Warner & Kaine Statement Ahead of Vote on Equal Rights Amendment

Today’s vote marks the first time the Senate has voted on a resolution to remove the time limit for ERA ratification

WASHINGTON, D.C. – Today, U.S. Senators Mark R. Warner and Tim Kaine released the following statement ahead of the Senate’s historic vote on a resolution that would facilitate the ratification of the Equal Rights Amendment (ERA), which was first introduced 100 years ago to guarantee equal protection for women in the U.S. Constitution:

“In 2020, Virginia made history by becoming the 38th and final state needed to ratify the Equal Rights Amendment.

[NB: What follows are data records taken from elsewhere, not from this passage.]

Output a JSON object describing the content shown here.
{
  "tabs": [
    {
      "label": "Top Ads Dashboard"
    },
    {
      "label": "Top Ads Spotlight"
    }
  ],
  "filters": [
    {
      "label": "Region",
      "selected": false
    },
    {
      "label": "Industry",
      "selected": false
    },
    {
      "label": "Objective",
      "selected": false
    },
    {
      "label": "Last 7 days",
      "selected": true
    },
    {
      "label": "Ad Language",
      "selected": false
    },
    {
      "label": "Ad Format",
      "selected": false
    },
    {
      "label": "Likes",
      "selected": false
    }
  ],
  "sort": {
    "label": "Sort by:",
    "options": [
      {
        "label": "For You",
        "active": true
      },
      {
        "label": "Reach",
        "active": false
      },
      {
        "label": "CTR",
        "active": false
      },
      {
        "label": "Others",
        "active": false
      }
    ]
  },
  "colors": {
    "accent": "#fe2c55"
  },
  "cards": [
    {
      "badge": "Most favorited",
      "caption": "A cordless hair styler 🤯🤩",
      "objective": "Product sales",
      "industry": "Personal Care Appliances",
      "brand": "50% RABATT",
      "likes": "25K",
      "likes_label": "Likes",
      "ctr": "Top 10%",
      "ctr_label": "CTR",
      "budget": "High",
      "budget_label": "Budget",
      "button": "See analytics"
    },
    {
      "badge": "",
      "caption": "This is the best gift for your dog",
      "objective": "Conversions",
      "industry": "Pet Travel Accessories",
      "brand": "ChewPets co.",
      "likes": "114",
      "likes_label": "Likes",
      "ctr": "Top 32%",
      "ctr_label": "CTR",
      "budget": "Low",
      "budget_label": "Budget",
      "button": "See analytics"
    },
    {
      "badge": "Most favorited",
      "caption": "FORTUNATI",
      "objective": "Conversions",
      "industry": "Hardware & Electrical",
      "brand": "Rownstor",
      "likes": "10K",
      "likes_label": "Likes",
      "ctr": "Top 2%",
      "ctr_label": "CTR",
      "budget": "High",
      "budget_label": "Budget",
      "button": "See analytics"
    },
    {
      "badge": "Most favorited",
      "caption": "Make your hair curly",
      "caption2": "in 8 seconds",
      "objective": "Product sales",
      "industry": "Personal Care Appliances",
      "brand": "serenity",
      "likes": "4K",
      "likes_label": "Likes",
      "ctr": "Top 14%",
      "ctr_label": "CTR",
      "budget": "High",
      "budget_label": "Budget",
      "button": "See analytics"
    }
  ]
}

Today, the Senate has the opportunity to make history by voting to remove the time limit for ratification of the ERA. We urge our colleagues to join us in voting to remove this arbitrary and unnecessary time limit and enshrine equality for women into the U.S. Constitution.”

Warner and Kaine are cosponsors of the bipartisan resolution to remove the time limit for ratification of the ERA. In December 2022, Kaine led members of the Virginia delegation, including Warner, in urging a Senate vote on this important resolution.

The ERA was first introduced in 1923 and passed the House and Senate in 1972. At the time of passage, Congress required three-fourths of the states to ratify the amendment within seven years, although the Constitution does not impose a deadline for ratification of amendments. The 27th Amendment was ratified two centuries after it passed Congress. By 1977, 35 states had ratified the ERA, and in 1978, falling short of the required 38 states for adoption, Congress extended the time limit an additional three years. In 2020, Virginia became the 38th and final state needed for ratification.

If the ERA became the 28th Amendment to the U.S. Constitution, it would serve as a new mechanism – for Congress, for federal agencies, and in the courts – to advance equality in the fields of workforce and pay, pregnancy discrimination, sexual harassment and violence, and reproductive freedom. It would also signal to the courts that they should apply a more rigorous level of review to laws and government policies that discriminate on the basis of sex, making it more likely for them to be struck down.